From the Mixed-Up Google Docs of Sinha: Crow and Key
Something precious, something strange
Someone lost and someone gained
Which is choiceless, crow or key
Who is stolen, who is free?
A wee interview
1. When did you begin to write?
Ever since I was very small, I've wanted to tell stories. I used to dictate made-up adventures involving my family and stuffed animals to my babysitter. She would write them down and I would illustrate them. I remember wearing a princess dress and walking around my house, and in my head, I was narrating my actions in the third person, like I was acting out a book. Waiting to fall asleep at night, I would always make up dramatic stories. I think at some point I realised the stories never went anywhere because I always fell asleep before I finished them, and I decided it might be good to write them down.
2. What does writing give back to you? What is your ultimate writing goal?
I think I write because it gives me the ability to be inside someone else's head. Sure, I write a lot of descriptions and poems and things that aren't necesarily character-driven, but my favorite pieces to write are things that let me experience the world through someone else's eyes. I like imagining a situation that would be normal to me and then look at it from another angle, like seeing the sun shining through an open window and describing it from the perspective of someone who had never seen the sun. My ultimate writing goal is to sucessfully write stories that are driven by a character's experience of the world.

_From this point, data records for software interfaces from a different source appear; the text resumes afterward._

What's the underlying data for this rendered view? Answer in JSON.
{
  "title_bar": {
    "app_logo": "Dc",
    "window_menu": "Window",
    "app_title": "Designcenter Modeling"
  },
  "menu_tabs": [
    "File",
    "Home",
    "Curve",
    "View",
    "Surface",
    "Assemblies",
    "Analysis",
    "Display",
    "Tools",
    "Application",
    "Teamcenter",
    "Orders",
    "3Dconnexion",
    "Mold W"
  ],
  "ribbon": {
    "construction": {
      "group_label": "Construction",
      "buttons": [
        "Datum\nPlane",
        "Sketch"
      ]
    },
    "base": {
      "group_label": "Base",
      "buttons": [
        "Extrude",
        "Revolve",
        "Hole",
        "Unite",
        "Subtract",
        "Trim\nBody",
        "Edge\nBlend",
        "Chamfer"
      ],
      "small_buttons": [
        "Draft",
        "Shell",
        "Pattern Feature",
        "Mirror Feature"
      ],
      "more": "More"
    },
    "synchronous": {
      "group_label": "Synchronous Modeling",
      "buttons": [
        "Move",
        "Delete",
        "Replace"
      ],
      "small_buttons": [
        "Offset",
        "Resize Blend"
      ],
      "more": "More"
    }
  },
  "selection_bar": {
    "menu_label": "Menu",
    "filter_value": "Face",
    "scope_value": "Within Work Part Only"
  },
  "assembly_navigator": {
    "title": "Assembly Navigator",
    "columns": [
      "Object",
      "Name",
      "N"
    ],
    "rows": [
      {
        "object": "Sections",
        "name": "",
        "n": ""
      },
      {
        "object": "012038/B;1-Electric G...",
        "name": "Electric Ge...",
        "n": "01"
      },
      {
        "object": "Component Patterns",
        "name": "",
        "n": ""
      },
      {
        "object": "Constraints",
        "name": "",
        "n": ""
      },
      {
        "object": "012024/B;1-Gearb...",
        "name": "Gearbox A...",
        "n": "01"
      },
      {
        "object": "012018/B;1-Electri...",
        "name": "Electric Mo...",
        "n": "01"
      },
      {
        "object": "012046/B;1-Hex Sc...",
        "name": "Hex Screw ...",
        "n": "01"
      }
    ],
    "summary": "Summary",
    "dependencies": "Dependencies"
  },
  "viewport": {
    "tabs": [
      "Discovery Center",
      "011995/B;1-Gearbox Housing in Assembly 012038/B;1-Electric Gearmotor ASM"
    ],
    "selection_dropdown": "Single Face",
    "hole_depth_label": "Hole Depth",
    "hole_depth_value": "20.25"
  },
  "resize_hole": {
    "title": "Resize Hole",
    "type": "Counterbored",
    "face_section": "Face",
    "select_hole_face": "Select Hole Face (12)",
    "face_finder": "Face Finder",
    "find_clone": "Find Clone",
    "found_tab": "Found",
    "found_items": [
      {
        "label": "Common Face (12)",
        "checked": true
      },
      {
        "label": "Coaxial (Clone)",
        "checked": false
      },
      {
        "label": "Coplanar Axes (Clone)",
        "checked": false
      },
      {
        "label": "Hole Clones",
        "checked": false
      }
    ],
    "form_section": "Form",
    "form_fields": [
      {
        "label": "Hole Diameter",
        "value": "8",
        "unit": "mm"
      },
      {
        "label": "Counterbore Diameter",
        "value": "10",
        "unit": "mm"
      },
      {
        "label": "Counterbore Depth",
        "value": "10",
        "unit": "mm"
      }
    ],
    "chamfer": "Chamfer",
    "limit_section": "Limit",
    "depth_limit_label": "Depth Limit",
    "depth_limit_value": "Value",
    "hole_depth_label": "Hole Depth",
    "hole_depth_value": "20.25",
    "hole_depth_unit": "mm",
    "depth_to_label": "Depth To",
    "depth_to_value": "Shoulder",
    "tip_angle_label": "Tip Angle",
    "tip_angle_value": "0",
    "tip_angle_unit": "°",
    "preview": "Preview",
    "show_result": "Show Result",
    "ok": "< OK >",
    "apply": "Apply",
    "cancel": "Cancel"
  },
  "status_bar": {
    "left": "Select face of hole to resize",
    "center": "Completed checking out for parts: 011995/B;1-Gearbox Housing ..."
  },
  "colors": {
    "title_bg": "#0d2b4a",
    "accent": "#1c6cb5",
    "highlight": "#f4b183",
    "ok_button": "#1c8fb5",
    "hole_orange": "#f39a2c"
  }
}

The Summer always comes.
Someone once told me that life is like seasons. Sometimes the winter can last for years, it's so cold and dark that even getting out of bed seems pointless, an endless struggle.
But if you just keep going eventually you'll see the sun again because the summer always comes eventually.
Holly’s Jolly Christmas
Holly, a normal, down-to-earth, attractive woman in her 20s is looking for love when a mysterious (and also very attractive) man shows up at her door with amnesia. After some hesitation, she takes him in and tries to help him remember who he once was. We discover he is especially talented at some things, like working with animals and carpentry, but needs some help with others, like cooking and driving. Crazy and comical scenarios ensue involving adorable misunderstandings and genuine mistakes until Holly falls in love with this mysterious stranger, whom she calls Eric. However, on Christmas Eve, they are visited by a strange man with pointy ears who tells them that Eric, whose real name is Phineas, is Santa Claus' son and he must return to the North Pole to help his father deliver the presents that year. Deep down, they both know this is true, and a tearful and reluctant goodbye happens. On Christmas morning, though, Holly awakens to find a special present underneath her tree and we fade to black over her staring up into the sky.